I attended an Islamic school my whole life, and many kids spend several years in the school with each other before leaving, so we all knew each others’ class standing, i.e. who was the best in math, who memorized the most Qur’an, who knew the best Tajweed, who had the worst handwriting, etc. On occasion, new students would come. If they came from a nonpracticing family, they would be bullied or made fun of. Even the teachers would sometimes ridicule them for not knowing “the basics of Islam.” I had always grown up in an ultra-conservative, religious environment with my dad leaving no stone unturned to teach me surahs and du’as and practices from the Sunnah, so when I came across kids in the 3rd or 4th grade who didn’t know how to pray or kids in 8th grade who could barely read Qur’an, I would wonder: “How? How can he not know how to pray? How can she be so bad at reading Qur’an?” because I had simply never experienced the tragedy of the answer that the students always gave whenever they were asked how they “didn’t know anything” (about Islam). They always said: “No one taught me.” I would be shocked, as well would the other kids. We would ask about why their parents didn’t teach them, if they were born Muslim or if they even cared about learning how to pray. I remember seeing shame in these kids’ eyes, sometimes coupled with fear, at other times with anger. Some of these kids left the school because they felt pressurized while others left because the teachers couldn’t handle the “bad influence” they were having on the other kids. Some of them stayed with us and learned and improved and became our friends, Alhamdulillah.
Whatever their fate, they left me with a question: Why could I never say “no one taught me”? The answer was simple: because they did.
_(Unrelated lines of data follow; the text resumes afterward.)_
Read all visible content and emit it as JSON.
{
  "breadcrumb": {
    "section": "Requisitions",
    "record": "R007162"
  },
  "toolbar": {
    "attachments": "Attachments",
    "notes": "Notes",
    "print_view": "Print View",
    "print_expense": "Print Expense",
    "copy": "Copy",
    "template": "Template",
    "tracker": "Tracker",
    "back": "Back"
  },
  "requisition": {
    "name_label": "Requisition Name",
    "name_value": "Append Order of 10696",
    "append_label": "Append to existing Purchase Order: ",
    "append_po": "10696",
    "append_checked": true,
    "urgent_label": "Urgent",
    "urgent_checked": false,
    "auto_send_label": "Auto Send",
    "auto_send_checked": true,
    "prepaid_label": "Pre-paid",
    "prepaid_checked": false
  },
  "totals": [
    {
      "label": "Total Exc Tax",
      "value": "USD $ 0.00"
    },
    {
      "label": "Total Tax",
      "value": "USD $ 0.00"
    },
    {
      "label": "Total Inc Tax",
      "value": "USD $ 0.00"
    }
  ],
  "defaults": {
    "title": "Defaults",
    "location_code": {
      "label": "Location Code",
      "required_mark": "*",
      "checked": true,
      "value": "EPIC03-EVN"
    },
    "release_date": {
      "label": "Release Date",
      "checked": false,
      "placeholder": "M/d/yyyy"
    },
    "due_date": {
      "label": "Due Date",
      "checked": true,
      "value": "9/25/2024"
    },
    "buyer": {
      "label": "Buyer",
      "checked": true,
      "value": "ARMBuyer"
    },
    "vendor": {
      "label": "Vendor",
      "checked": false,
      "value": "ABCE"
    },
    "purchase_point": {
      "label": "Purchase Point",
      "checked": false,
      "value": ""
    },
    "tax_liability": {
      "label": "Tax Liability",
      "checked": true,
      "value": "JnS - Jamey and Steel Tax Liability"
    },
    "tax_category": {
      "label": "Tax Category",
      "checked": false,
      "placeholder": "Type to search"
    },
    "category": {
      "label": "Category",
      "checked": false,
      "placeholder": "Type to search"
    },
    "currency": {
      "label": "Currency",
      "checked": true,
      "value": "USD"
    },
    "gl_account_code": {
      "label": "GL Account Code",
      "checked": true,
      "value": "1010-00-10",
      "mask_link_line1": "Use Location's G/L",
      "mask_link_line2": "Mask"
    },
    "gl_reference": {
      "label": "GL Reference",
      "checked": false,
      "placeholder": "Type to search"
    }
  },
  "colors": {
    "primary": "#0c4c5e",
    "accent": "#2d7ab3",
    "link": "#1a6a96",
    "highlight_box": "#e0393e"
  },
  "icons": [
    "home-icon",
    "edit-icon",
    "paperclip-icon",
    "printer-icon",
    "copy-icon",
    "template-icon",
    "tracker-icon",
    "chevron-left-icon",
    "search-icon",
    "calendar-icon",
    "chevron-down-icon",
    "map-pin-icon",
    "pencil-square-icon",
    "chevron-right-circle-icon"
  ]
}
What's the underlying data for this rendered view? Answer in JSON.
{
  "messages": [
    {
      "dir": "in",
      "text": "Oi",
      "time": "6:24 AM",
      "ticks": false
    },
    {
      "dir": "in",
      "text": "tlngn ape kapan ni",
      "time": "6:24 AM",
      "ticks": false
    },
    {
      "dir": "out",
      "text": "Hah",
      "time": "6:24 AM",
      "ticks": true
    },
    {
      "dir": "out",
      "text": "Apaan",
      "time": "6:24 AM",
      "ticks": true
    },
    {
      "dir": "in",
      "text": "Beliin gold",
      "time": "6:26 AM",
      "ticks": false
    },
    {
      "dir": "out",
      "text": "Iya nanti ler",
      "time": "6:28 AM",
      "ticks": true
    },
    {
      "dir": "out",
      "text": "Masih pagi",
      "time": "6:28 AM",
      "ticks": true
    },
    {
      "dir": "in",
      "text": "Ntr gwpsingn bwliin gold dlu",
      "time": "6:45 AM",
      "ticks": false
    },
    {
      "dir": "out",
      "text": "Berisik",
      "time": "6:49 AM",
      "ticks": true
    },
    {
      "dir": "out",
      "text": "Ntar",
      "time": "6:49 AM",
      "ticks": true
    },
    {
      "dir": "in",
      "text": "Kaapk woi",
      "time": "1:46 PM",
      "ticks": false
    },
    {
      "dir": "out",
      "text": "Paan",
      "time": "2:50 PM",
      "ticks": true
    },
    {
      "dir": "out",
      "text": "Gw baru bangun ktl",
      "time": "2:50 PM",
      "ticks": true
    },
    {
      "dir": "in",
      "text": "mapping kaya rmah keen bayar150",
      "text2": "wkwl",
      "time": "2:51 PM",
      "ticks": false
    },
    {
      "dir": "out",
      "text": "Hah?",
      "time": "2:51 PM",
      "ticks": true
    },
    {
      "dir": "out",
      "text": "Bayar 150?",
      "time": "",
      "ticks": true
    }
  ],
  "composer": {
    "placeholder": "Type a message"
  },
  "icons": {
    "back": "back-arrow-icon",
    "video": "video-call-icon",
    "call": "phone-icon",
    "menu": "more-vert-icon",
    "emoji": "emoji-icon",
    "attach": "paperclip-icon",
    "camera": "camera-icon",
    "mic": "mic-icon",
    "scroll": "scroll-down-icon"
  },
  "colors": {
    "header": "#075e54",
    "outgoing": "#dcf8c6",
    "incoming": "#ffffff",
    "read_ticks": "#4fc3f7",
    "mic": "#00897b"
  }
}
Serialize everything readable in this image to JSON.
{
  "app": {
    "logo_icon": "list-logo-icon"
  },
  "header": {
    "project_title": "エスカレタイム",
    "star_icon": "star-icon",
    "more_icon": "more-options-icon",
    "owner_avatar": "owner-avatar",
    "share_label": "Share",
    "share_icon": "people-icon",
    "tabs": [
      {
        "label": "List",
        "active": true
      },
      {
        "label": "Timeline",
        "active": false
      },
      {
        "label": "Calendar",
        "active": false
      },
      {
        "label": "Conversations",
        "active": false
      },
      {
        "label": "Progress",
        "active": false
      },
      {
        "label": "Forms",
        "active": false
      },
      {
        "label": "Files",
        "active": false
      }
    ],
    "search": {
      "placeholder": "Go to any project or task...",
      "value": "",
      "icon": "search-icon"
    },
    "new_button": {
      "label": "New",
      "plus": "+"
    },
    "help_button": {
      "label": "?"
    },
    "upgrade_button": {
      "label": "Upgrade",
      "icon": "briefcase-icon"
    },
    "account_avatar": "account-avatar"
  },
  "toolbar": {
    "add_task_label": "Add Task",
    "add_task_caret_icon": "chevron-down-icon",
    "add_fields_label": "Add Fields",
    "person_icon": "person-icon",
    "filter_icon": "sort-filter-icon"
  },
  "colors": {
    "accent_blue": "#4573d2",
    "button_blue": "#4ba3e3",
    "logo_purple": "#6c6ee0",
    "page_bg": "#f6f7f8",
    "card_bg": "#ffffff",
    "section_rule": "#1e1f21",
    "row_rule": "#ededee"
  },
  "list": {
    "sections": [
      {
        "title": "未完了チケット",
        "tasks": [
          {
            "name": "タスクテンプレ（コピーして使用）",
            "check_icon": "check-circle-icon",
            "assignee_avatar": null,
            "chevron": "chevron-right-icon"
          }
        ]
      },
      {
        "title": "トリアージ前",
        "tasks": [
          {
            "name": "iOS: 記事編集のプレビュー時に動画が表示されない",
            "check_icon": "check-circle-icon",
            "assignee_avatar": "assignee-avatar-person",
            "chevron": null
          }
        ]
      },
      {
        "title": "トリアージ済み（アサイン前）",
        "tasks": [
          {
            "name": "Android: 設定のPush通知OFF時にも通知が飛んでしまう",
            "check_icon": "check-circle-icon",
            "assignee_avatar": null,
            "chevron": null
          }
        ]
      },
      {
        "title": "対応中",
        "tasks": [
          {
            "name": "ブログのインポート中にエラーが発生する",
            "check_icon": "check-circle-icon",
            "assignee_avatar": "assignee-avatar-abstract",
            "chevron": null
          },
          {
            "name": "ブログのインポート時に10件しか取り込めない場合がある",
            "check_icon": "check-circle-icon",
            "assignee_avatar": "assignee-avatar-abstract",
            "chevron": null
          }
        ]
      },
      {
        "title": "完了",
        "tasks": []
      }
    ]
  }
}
Everyone around me was constantly teaching me something. My dad, my grandma and my teachers, were always teaching me something and giving me life lessons. They never left me alone to figure things out, but instead guided me carefully along the path of learning and motivated me every time I wanted to give up.
Finally, when I was in high school, I wanted to improve my level of Islamic practice, and that’s when I realized that there was so much I needed to know. It was the time when I understood that just because I had been passing all the religious education milestones in an Islamic school and getting good grades and recognition for it didn’t mean that I knew everything. I was so used to things just coming to me that when I actually had to use my mind to understand something, it opened up my eyes to how easy I had it all along.
I remember on several occasions admitting to classmates that I didn’t know how to pray Salatul Janazah or the ‘Eid prayer (with all its Takbeeraat). I remember the shock on their faces as I choked out the words: “No one taught me.”
“But you’ve been in an Islamic school forever, how do you not know how to pray these simple prayers?”
Again, my reply would be the same as I could feel my heart crushing under the weight of my ignorance.
It was only then did I understand the pain of those kids who I had met long ago who were treated like outcasts just because they didn’t know something. No doubt, their lack of knowledge concerning our religion was detrimental, but I still think that it was our intolerance and lack of understanding that pushed them away from Islam more.
It’s true that you never understand another’s pain until you are in their shoes. You never know their hurt and their feelings until you feel it yourself.
If there is anything I want someone to take away from this, it’s the fact that Allah has gifted some people more than others, and He has gifted people differently. If you are better than others in some things, it doesn’t mean you’re better than them. If there are those who are lacking in outward goodness, maybe they have been given kind hearts. If you feel that you are better, that automatically makes you worse.
Allah’s gifts are meant to be cherished. to be grateful for and to share with others, not to stroke your own ego. It doesn’t take Allah long to take away what He Wills, as it doesn’t take Him long to give.